This is a big year, the first year of Our Lady, given to us to work for Her in Her century. Reyes said something earlier during his “lessons learned in 2017. ” He said that if there is a problem or a conflict, the problem is with “him.” In the early years of the community retreats, how many hundred times did I say this? We are foundationed on this. If you have trouble, you have to look at yourself first of all – what have you done to contribute to the situation? Even if you don’t think you have, you have contributed to it in some way because of a sin you committed somewhere else. I’ve always said, “I’m the one who needs to be fixed.” This is part of the core I imprinted here from before the beginning of the community. “I’m the problem,’ is the mindset of the community. This mindset has gone through all its members—from those who have been here for decades to the newest members; the mosquito bite with the cross on it. It has already transferred to people who don’t even know where it origined from, because this was the first thing Our Lady showed me. Our Lady called me to do what I do. It is a privilege for me to be in this position. It is a privilege for you to be in this position. That should be a consolation and a great joy for you.
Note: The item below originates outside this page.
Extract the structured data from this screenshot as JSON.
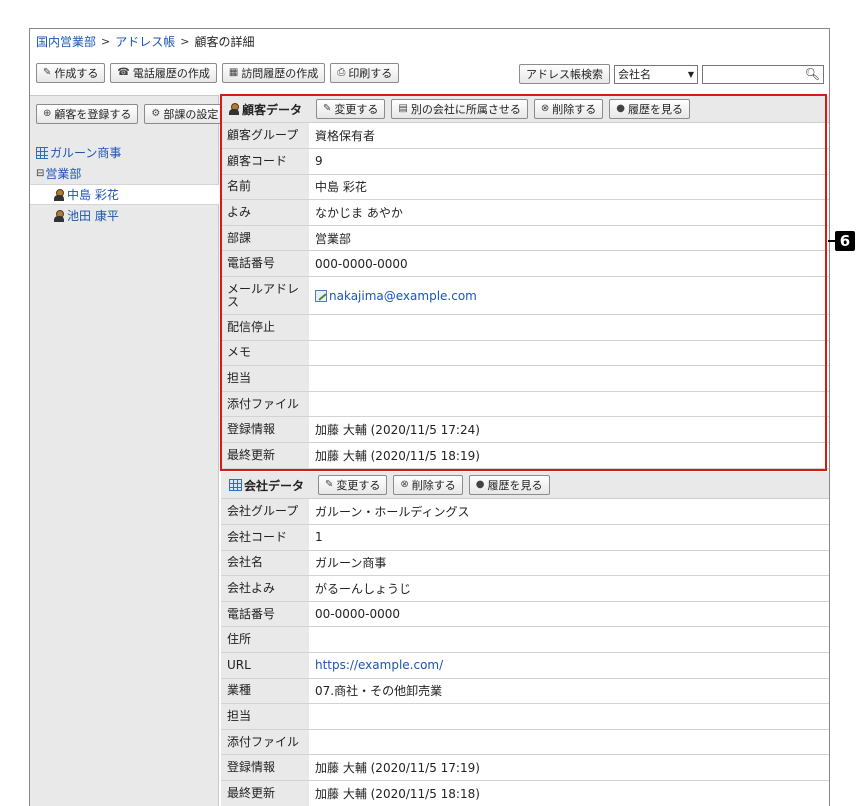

My biggest lesson this past year, I would say, was patience. Just let everything work out on its own accord. Don’t try to fix everything.1 You can’t fix the problems; if you try, you mess them up more. If you are going to run intervention, if you are going to change this or alter that, you learn in the end that you can’t fix the problem. “Surrender your problems to me,” Our Lady said. Our Lady said about Jesus, “Surrender your problems to Him.” This is how your problems are fixed. We have to pray. We have to surrender. You don’t have to worry about what is said or done by anyone else. You have to worry about yourself. If you lift yourself up, and the other people in the community lift themselves up, the whole community is elevated. You don’t have to look at fixing situations or somebody else. You are the problem. It doesn’t matter what they have done, even if they became a Judas. You love, you give, you forgive and you forget. I don’t go around thinking “somebody has done something bad to me and even though I forgive them, I am not going to forget it.” That’s not forgiveness. So going into 2018, if you really want to be joyful, it is all up to you. The lessons that we have learned this year are worthless if we don’t reflect on them and think about them. So, as we start this New Year, take the time to pray and reflect so that the lessons learned in previous years will continue to bear fruit in your lives and in the life of the Community.
1. A Friend of Medjugorje is not referring to physical things, such as fixing a car that broke down, rather things that are to be put in God’s domain which can include many things and problems of the heart or which may also affect the physical.